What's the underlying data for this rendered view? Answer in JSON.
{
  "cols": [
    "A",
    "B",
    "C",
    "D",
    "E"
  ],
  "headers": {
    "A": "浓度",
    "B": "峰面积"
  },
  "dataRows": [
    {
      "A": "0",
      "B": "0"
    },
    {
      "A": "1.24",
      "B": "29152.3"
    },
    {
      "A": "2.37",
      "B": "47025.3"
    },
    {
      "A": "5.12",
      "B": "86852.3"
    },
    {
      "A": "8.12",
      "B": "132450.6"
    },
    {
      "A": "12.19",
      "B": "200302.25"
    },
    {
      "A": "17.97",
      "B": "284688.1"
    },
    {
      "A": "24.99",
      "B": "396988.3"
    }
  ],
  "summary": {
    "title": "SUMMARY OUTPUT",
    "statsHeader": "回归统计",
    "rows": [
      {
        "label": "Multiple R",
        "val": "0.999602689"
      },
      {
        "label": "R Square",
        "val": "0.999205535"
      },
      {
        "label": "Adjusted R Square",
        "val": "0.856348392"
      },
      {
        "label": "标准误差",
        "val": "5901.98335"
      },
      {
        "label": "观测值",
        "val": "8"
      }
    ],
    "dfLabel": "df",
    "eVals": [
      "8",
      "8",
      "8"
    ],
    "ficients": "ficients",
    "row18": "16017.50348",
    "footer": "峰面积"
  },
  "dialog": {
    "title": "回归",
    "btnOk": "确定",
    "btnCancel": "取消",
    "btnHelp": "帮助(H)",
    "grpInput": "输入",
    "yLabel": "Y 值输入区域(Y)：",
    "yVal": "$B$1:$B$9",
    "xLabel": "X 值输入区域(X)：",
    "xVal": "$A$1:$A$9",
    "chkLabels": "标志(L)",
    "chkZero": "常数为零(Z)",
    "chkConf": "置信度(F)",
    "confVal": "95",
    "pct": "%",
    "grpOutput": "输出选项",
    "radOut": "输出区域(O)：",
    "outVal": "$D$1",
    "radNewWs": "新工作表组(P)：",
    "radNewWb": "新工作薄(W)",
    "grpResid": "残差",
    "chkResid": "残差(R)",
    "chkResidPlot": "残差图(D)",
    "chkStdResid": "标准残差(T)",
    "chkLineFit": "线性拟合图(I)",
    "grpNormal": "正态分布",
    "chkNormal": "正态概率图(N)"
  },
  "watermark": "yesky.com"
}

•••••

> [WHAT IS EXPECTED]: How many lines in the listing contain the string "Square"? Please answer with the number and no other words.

> [FINAL ANSWER]: 2